Whitelaw’s landscapes are stunning bursts of color and broken lines. Lively brushstrokes and thick layers of paint lend spirit and movement to her canvases. Each image seems to capture a particular time and simultaneously meditate on a different feeling. As people, our interactions with nature are charged with emotion, and nature itself can roar and rage or gently caress us with its changing moods. Whitelaw has connected nature’s bold emotionalism with her own bright palette. Her landscape art develops like a journal in paint—every sensation from the scent of young pines to the flicker of sadness on a darkening day diffuses into the slashing bands of color on Whitelaw’s canvas.“I do a lot of drawings outside, and I make a lot of notes about what it smelled like, what it felt like. A photograph remembers everything—my pencil remembers what is important to me. If you look at a landscape, there are a lot of things you could include. I try to focus on one thought, and that one thought informs the painting. I just have to pour my heart into it.”
Whitelaw’s preliminary sketches resemble a diary. Quick pencil outlines are decorated with words that remind the artist of how a particular scene made her feel. When painting outdoors, Whitelaw works in quick, broad strokes to capture an impression of the moment. She later translates plein-air studies in pencil and paint to a fully developed work in her studio. The final result is a culmination of her visual and emotional record of a single time and place. She explains, “You go outside and it’s beautiful. Everything is like a kaleidoscope, and then it seems to fall into a pattern. It is that kaleidoscope moment that stirs something inside of me—it is a purely visual response. The process of finding it takes more time than the painting, but when the atmosphere is right, it’s magical.”
Like the Cecilia Beaux painting that inspired them, Whitelaw’s portraits capture a fleeting moment of her subject’s personality—fragile and intimate, they grant us access to the private realm of the soul. Her landscape art takes part in a similar phenomenon. By turning to nature, Whitelaw shows us flashes of her own experience. Her singular perspective plumbs the depths of her sensations and draws an outline of a feeling, spirited nature. Her studies are a record of the artist’s eye and a register for a painter’s heart.
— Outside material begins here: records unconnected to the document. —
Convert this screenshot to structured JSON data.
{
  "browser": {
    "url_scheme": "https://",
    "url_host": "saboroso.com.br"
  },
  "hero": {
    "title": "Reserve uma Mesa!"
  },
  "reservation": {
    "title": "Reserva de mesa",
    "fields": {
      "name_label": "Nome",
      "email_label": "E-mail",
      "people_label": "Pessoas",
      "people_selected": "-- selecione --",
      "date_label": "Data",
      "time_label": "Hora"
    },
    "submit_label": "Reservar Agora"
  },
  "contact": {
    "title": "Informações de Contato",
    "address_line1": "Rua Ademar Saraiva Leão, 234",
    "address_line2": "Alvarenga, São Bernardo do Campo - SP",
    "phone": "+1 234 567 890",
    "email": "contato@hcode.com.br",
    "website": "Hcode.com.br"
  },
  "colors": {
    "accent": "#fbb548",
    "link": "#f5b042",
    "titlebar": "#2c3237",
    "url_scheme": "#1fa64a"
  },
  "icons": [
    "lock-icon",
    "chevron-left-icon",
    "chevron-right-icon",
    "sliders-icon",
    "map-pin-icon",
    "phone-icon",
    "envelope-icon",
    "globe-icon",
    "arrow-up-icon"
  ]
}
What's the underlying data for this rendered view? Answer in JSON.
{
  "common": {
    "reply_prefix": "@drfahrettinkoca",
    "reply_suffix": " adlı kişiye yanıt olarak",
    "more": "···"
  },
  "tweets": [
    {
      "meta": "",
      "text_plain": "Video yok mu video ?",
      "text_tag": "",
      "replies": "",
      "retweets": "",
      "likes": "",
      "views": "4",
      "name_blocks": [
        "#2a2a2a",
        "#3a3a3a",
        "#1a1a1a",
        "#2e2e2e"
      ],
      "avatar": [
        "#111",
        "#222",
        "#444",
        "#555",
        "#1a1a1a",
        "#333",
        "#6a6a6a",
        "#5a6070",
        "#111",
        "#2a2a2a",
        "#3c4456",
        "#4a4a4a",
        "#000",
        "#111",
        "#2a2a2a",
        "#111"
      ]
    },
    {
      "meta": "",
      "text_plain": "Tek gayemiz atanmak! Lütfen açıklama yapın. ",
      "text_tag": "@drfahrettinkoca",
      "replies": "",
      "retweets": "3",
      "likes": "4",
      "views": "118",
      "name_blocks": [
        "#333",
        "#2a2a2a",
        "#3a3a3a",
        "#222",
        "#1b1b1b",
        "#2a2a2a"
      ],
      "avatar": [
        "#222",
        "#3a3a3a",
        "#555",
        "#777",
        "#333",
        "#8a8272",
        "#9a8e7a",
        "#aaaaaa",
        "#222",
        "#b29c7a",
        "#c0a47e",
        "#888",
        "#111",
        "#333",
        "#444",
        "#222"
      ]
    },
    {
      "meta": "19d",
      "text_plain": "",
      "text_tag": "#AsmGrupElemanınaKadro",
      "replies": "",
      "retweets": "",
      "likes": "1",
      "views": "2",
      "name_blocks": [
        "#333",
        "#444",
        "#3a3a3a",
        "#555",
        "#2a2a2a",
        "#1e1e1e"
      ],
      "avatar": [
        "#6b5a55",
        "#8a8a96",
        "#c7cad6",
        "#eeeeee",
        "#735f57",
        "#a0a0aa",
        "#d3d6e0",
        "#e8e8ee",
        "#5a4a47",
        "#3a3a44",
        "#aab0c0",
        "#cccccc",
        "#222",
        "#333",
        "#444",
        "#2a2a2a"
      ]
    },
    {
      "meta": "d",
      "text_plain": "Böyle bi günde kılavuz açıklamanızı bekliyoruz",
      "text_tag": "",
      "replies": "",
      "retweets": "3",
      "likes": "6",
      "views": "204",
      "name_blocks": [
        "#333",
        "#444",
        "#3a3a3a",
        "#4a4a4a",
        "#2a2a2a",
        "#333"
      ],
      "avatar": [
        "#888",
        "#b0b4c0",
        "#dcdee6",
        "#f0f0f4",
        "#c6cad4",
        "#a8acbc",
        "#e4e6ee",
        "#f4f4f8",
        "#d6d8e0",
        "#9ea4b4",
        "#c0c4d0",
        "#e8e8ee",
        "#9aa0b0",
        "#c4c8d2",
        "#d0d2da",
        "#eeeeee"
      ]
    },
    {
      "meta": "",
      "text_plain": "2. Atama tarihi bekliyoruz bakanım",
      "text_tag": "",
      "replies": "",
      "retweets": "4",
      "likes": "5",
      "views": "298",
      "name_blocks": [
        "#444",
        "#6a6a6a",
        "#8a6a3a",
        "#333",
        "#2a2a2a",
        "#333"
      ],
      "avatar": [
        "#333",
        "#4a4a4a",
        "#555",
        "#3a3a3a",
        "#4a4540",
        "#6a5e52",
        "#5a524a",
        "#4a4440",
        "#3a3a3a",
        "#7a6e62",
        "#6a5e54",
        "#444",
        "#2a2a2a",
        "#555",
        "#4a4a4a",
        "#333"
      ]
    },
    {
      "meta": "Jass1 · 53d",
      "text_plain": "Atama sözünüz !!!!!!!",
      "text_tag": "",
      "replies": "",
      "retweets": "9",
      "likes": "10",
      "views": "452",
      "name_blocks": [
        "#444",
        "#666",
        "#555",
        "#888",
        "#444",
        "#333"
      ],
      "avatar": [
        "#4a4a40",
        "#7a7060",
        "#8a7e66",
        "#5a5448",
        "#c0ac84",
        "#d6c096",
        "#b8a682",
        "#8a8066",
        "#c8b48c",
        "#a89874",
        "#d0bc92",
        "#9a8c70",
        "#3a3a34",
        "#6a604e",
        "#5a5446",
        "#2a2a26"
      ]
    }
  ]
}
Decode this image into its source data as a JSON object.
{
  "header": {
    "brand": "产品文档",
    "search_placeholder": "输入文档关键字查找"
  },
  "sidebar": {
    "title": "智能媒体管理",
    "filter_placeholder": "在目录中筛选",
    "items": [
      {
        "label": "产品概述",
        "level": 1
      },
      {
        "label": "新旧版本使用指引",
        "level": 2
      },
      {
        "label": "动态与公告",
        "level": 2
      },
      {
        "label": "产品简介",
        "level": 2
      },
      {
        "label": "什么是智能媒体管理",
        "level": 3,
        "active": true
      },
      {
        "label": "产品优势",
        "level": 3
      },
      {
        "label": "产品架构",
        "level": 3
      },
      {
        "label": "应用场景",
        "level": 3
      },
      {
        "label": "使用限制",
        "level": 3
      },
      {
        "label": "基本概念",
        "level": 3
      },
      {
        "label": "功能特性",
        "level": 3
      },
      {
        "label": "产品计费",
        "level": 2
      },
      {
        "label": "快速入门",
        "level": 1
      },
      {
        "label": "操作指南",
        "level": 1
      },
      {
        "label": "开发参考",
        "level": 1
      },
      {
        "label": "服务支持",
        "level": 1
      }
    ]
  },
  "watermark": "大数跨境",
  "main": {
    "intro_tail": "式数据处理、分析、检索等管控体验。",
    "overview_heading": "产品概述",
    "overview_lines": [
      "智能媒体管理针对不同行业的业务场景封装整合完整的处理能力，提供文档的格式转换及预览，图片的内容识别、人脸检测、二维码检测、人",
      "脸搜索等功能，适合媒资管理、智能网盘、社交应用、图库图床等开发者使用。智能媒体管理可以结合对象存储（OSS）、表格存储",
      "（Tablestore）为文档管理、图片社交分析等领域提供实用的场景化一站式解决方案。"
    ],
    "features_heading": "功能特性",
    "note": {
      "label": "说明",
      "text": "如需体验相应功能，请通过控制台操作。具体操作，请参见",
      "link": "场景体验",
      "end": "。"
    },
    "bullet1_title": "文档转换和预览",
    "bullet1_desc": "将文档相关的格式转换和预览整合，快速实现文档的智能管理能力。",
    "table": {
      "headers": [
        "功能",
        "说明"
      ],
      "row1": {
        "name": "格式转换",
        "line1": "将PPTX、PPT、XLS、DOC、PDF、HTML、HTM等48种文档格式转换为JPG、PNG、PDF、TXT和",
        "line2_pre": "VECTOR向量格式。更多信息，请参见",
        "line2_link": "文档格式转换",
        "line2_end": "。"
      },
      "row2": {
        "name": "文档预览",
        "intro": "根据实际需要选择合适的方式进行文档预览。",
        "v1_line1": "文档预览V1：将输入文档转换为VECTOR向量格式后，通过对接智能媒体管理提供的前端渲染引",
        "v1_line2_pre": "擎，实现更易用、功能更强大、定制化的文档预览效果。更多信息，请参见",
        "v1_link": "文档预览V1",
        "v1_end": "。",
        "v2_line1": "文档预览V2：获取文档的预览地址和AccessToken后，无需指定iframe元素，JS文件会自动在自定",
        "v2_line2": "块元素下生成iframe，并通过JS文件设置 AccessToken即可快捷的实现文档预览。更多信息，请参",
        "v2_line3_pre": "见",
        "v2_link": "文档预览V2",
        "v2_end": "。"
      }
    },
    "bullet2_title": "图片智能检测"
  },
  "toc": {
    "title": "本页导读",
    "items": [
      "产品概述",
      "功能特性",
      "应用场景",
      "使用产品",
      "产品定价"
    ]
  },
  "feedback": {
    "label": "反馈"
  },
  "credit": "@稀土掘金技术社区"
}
Dawn Whitelaw is represented by Richland Fine Art Gallery. www.richlandfineart.com